**Task directions**. Return the entries below verbatim. Pictures stay out.

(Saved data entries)
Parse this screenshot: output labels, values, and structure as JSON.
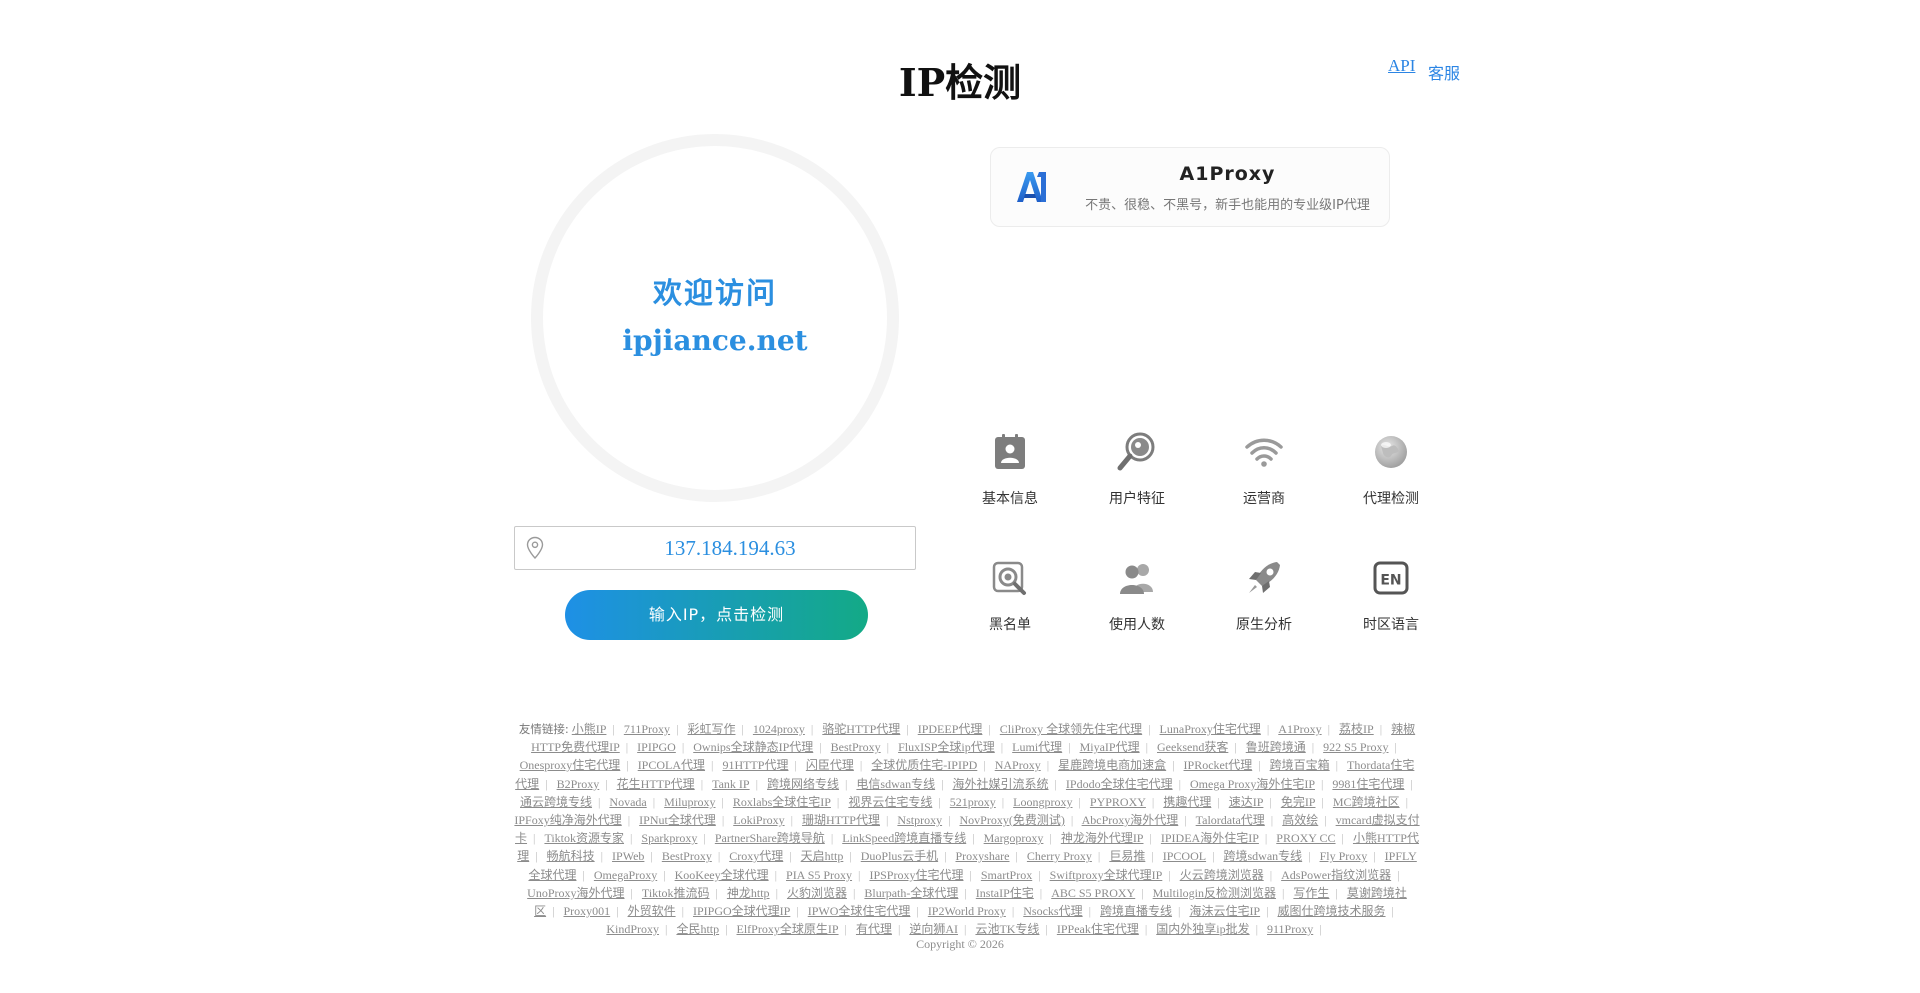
{
  "header": {
    "title": "IP检测",
    "api_link": "API",
    "service_link": "客服"
  },
  "hero": {
    "welcome": "欢迎访问",
    "domain": "ipjiance.net"
  },
  "ip_input": {
    "value": "137.184.194.63",
    "icon": "location-pin-icon"
  },
  "check_button": "输入IP，点击检测",
  "ad": {
    "name": "A1Proxy",
    "desc": "不贵、很稳、不黑号，新手也能用的专业级IP代理",
    "logo": "a1-logo"
  },
  "features": [
    {
      "label": "基本信息",
      "icon": "contact-card-icon"
    },
    {
      "label": "用户特征",
      "icon": "magnifier-icon"
    },
    {
      "label": "运营商",
      "icon": "wifi-icon"
    },
    {
      "label": "代理检测",
      "icon": "globe-icon"
    },
    {
      "label": "黑名单",
      "icon": "search-target-icon"
    },
    {
      "label": "使用人数",
      "icon": "users-icon"
    },
    {
      "label": "原生分析",
      "icon": "rocket-icon"
    },
    {
      "label": "时区语言",
      "icon": "en-language-icon"
    }
  ],
  "friend_links": {
    "lead": "友情链接:",
    "items": [
      "小熊IP",
      "711Proxy",
      "彩虹写作",
      "1024proxy",
      "骆驼HTTP代理",
      "IPDEEP代理",
      "CliProxy 全球领先住宅代理",
      "LunaProxy住宅代理",
      "A1Proxy",
      "荔枝IP",
      "辣椒HTTP免费代理IP",
      "IPIPGO",
      "Ownips全球静态IP代理",
      "BestProxy",
      "FluxISP全球ip代理",
      "Lumi代理",
      "MiyaIP代理",
      "Geeksend获客",
      "鲁班跨境通",
      "922 S5 Proxy",
      "Onesproxy住宅代理",
      "IPCOLA代理",
      "91HTTP代理",
      "闪臣代理",
      "全球优质住宅-IPIPD",
      "NAProxy",
      "星鹿跨境电商加速盒",
      "IPRocket代理",
      "跨境百宝箱",
      "Thordata住宅代理",
      "B2Proxy",
      "花生HTTP代理",
      "Tank IP",
      "跨境网络专线",
      "电信sdwan专线",
      "海外社媒引流系统",
      "IPdodo全球住宅代理",
      "Omega Proxy海外住宅IP",
      "9981住宅代理",
      "通云跨境专线",
      "Novada",
      "Miluproxy",
      "Roxlabs全球住宅IP",
      "视界云住宅专线",
      "521proxy",
      "Loongproxy",
      "PYPROXY",
      "携趣代理",
      "速达IP",
      "免完IP",
      "MC跨境社区",
      "IPFoxy纯净海外代理",
      "IPNut全球代理",
      "LokiProxy",
      "珊瑚HTTP代理",
      "Nstproxy",
      "NovProxy(免费测试)",
      "AbcProxy海外代理",
      "Talordata代理",
      "高效绘",
      "vmcard虚拟支付卡",
      "Tiktok资源专家",
      "Sparkproxy",
      "PartnerShare跨境导航",
      "LinkSpeed跨境直播专线",
      "Margoproxy",
      "神龙海外代理IP",
      "IPIDEA海外住宅IP",
      "PROXY CC",
      "小熊HTTP代理",
      "畅航科技",
      "IPWeb",
      "BestProxy",
      "Croxy代理",
      "天启http",
      "DuoPlus云手机",
      "Proxyshare",
      "Cherry Proxy",
      "巨易推",
      "IPCOOL",
      "跨境sdwan专线",
      "Fly Proxy",
      "IPFLY全球代理",
      "OmegaProxy",
      "KooKeey全球代理",
      "PIA S5 Proxy",
      "IPSProxy住宅代理",
      "SmartProx",
      "Swiftproxy全球代理IP",
      "火云跨境浏览器",
      "AdsPower指纹浏览器",
      "UnoProxy海外代理",
      "Tiktok推流码",
      "神龙http",
      "火豹浏览器",
      "Blurpath-全球代理",
      "InstaIP住宅",
      "ABC S5 PROXY",
      "Multilogin反检测浏览器",
      "写作生",
      "莫谢跨境社区",
      "Proxy001",
      "外贸软件",
      "IPIPGO全球代理IP",
      "IPWO全球住宅代理",
      "IP2World Proxy",
      "Nsocks代理",
      "跨境直播专线",
      "海沫云住宅IP",
      "威图仕跨境技术服务",
      "KindProxy",
      "全民http",
      "ElfProxy全球原生IP",
      "有代理",
      "逆向狮AI",
      "云池TK专线",
      "IPPeak住宅代理",
      "国内外独享ip批发",
      "911Proxy"
    ]
  },
  "copyright": "Copyright © 2026",
  "colors": {
    "accent": "#2b8fe0",
    "button_start": "#1e90e6",
    "button_end": "#13aa86"
  }
}
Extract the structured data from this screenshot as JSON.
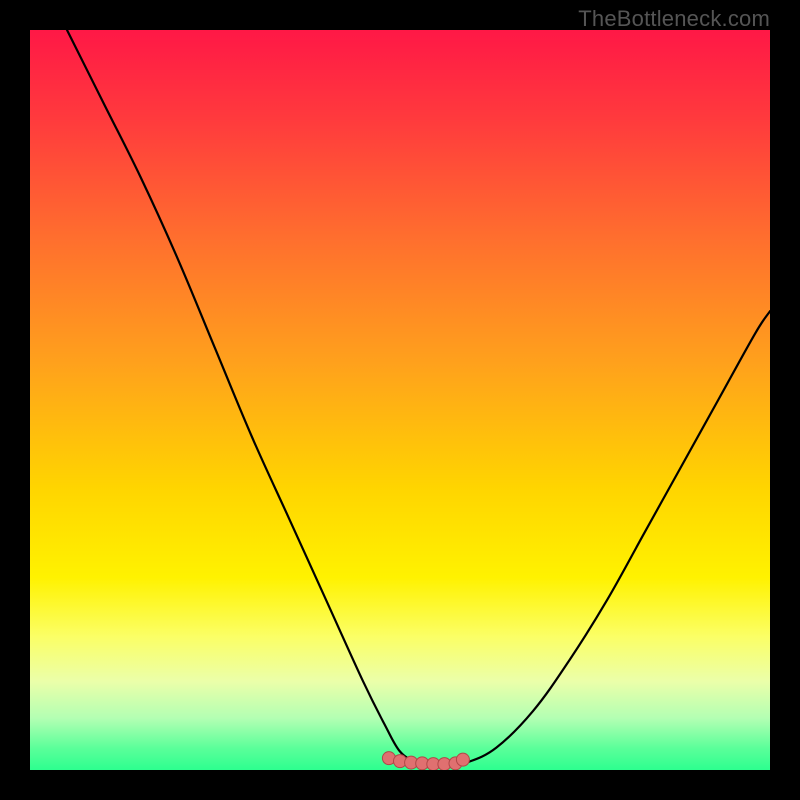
{
  "watermark": "TheBottleneck.com",
  "colors": {
    "frame": "#000000",
    "curve": "#000000",
    "marker_fill": "#e07070",
    "marker_stroke": "#b04848",
    "gradient_stops": [
      {
        "offset": 0.0,
        "color": "#ff1846"
      },
      {
        "offset": 0.12,
        "color": "#ff3a3d"
      },
      {
        "offset": 0.28,
        "color": "#ff6e2e"
      },
      {
        "offset": 0.45,
        "color": "#ffa11c"
      },
      {
        "offset": 0.62,
        "color": "#ffd500"
      },
      {
        "offset": 0.74,
        "color": "#fff200"
      },
      {
        "offset": 0.82,
        "color": "#fbff66"
      },
      {
        "offset": 0.88,
        "color": "#ebffa9"
      },
      {
        "offset": 0.93,
        "color": "#b3ffb3"
      },
      {
        "offset": 0.97,
        "color": "#5cff9a"
      },
      {
        "offset": 1.0,
        "color": "#2dff8f"
      }
    ]
  },
  "chart_data": {
    "type": "line",
    "title": "",
    "xlabel": "",
    "ylabel": "",
    "xlim": [
      0,
      100
    ],
    "ylim": [
      0,
      100
    ],
    "series": [
      {
        "name": "bottleneck-curve",
        "x": [
          5,
          10,
          15,
          20,
          25,
          30,
          35,
          40,
          45,
          48,
          50,
          52,
          55,
          57,
          59,
          63,
          68,
          73,
          78,
          83,
          88,
          93,
          98,
          100
        ],
        "y": [
          100,
          90,
          80,
          69,
          57,
          45,
          34,
          23,
          12,
          6,
          2.5,
          1.3,
          0.8,
          0.8,
          1.0,
          3.0,
          8,
          15,
          23,
          32,
          41,
          50,
          59,
          62
        ]
      }
    ],
    "markers": {
      "name": "optimal-range",
      "x": [
        48.5,
        50.0,
        51.5,
        53.0,
        54.5,
        56.0,
        57.5,
        58.5
      ],
      "y": [
        1.6,
        1.2,
        1.0,
        0.9,
        0.8,
        0.8,
        0.9,
        1.4
      ]
    }
  }
}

**Answer space**.
Parse this screenshot: output labels, values, and structure as JSON.
{
  "header": {
    "title": "IP检测",
    "api_link": "API",
    "service_link": "客服"
  },
  "hero": {
    "welcome": "欢迎访问",
    "domain": "ipjiance.net"
  },
  "ip_input": {
    "value": "137.184.194.63",
    "icon": "location-pin-icon"
  },
  "check_button": "输入IP，点击检测",
  "ad": {
    "name": "A1Proxy",
    "desc": "不贵、很稳、不黑号，新手也能用的专业级IP代理",
    "logo": "a1-logo"
  },
  "features": [
    {
      "label": "基本信息",
      "icon": "contact-card-icon"
    },
    {
      "label": "用户特征",
      "icon": "magnifier-icon"
    },
    {
      "label": "运营商",
      "icon": "wifi-icon"
    },
    {
      "label": "代理检测",
      "icon": "globe-icon"
    },
    {
      "label": "黑名单",
      "icon": "search-target-icon"
    },
    {
      "label": "使用人数",
      "icon": "users-icon"
    },
    {
      "label": "原生分析",
      "icon": "rocket-icon"
    },
    {
      "label": "时区语言",
      "icon": "en-language-icon"
    }
  ],
  "friend_links": {
    "lead": "友情链接:",
    "items": [
      "小熊IP",
      "711Proxy",
      "彩虹写作",
      "1024proxy",
      "骆驼HTTP代理",
      "IPDEEP代理",
      "CliProxy 全球领先住宅代理",
      "LunaProxy住宅代理",
      "A1Proxy",
      "荔枝IP",
      "辣椒HTTP免费代理IP",
      "IPIPGO",
      "Ownips全球静态IP代理",
      "BestProxy",
      "FluxISP全球ip代理",
      "Lumi代理",
      "MiyaIP代理",
      "Geeksend获客",
      "鲁班跨境通",
      "922 S5 Proxy",
      "Onesproxy住宅代理",
      "IPCOLA代理",
      "91HTTP代理",
      "闪臣代理",
      "全球优质住宅-IPIPD",
      "NAProxy",
      "星鹿跨境电商加速盒",
      "IPRocket代理",
      "跨境百宝箱",
      "Thordata住宅代理",
      "B2Proxy",
      "花生HTTP代理",
      "Tank IP",
      "跨境网络专线",
      "电信sdwan专线",
      "海外社媒引流系统",
      "IPdodo全球住宅代理",
      "Omega Proxy海外住宅IP",
      "9981住宅代理",
      "通云跨境专线",
      "Novada",
      "Miluproxy",
      "Roxlabs全球住宅IP",
      "视界云住宅专线",
      "521proxy",
      "Loongproxy",
      "PYPROXY",
      "携趣代理",
      "速达IP",
      "免完IP",
      "MC跨境社区",
      "IPFoxy纯净海外代理",
      "IPNut全球代理",
      "LokiProxy",
      "珊瑚HTTP代理",
      "Nstproxy",
      "NovProxy(免费测试)",
      "AbcProxy海外代理",
      "Talordata代理",
      "高效绘",
      "vmcard虚拟支付卡",
      "Tiktok资源专家",
      "Sparkproxy",
      "PartnerShare跨境导航",
      "LinkSpeed跨境直播专线",
      "Margoproxy",
      "神龙海外代理IP",
      "IPIDEA海外住宅IP",
      "PROXY CC",
      "小熊HTTP代理",
      "畅航科技",
      "IPWeb",
      "BestProxy",
      "Croxy代理",
      "天启http",
      "DuoPlus云手机",
      "Proxyshare",
      "Cherry Proxy",
      "巨易推",
      "IPCOOL",
      "跨境sdwan专线",
      "Fly Proxy",
      "IPFLY全球代理",
      "OmegaProxy",
      "KooKeey全球代理",
      "PIA S5 Proxy",
      "IPSProxy住宅代理",
      "SmartProx",
      "Swiftproxy全球代理IP",
      "火云跨境浏览器",
      "AdsPower指纹浏览器",
      "UnoProxy海外代理",
      "Tiktok推流码",
      "神龙http",
      "火豹浏览器",
      "Blurpath-全球代理",
      "InstaIP住宅",
      "ABC S5 PROXY",
      "Multilogin反检测浏览器",
      "写作生",
      "莫谢跨境社区",
      "Proxy001",
      "外贸软件",
      "IPIPGO全球代理IP",
      "IPWO全球住宅代理",
      "IP2World Proxy",
      "Nsocks代理",
      "跨境直播专线",
      "海沫云住宅IP",
      "威图仕跨境技术服务",
      "KindProxy",
      "全民http",
      "ElfProxy全球原生IP",
      "有代理",
      "逆向狮AI",
      "云池TK专线",
      "IPPeak住宅代理",
      "国内外独享ip批发",
      "911Proxy"
    ]
  },
  "copyright": "Copyright © 2026",
  "colors": {
    "accent": "#2b8fe0",
    "button_start": "#1e90e6",
    "button_end": "#13aa86"
  }
}
Extract the structured data from this screenshot as JSON.
{
  "watermark": "TheBottleneck.com",
  "colors": {
    "frame": "#000000",
    "curve": "#000000",
    "marker_fill": "#e07070",
    "marker_stroke": "#b04848",
    "gradient_stops": [
      {
        "offset": 0.0,
        "color": "#ff1846"
      },
      {
        "offset": 0.12,
        "color": "#ff3a3d"
      },
      {
        "offset": 0.28,
        "color": "#ff6e2e"
      },
      {
        "offset": 0.45,
        "color": "#ffa11c"
      },
      {
        "offset": 0.62,
        "color": "#ffd500"
      },
      {
        "offset": 0.74,
        "color": "#fff200"
      },
      {
        "offset": 0.82,
        "color": "#fbff66"
      },
      {
        "offset": 0.88,
        "color": "#ebffa9"
      },
      {
        "offset": 0.93,
        "color": "#b3ffb3"
      },
      {
        "offset": 0.97,
        "color": "#5cff9a"
      },
      {
        "offset": 1.0,
        "color": "#2dff8f"
      }
    ]
  },
  "chart_data": {
    "type": "line",
    "title": "",
    "xlabel": "",
    "ylabel": "",
    "xlim": [
      0,
      100
    ],
    "ylim": [
      0,
      100
    ],
    "series": [
      {
        "name": "bottleneck-curve",
        "x": [
          5,
          10,
          15,
          20,
          25,
          30,
          35,
          40,
          45,
          48,
          50,
          52,
          55,
          57,
          59,
          63,
          68,
          73,
          78,
          83,
          88,
          93,
          98,
          100
        ],
        "y": [
          100,
          90,
          80,
          69,
          57,
          45,
          34,
          23,
          12,
          6,
          2.5,
          1.3,
          0.8,
          0.8,
          1.0,
          3.0,
          8,
          15,
          23,
          32,
          41,
          50,
          59,
          62
        ]
      }
    ],
    "markers": {
      "name": "optimal-range",
      "x": [
        48.5,
        50.0,
        51.5,
        53.0,
        54.5,
        56.0,
        57.5,
        58.5
      ],
      "y": [
        1.6,
        1.2,
        1.0,
        0.9,
        0.8,
        0.8,
        0.9,
        1.4
      ]
    }
  }
}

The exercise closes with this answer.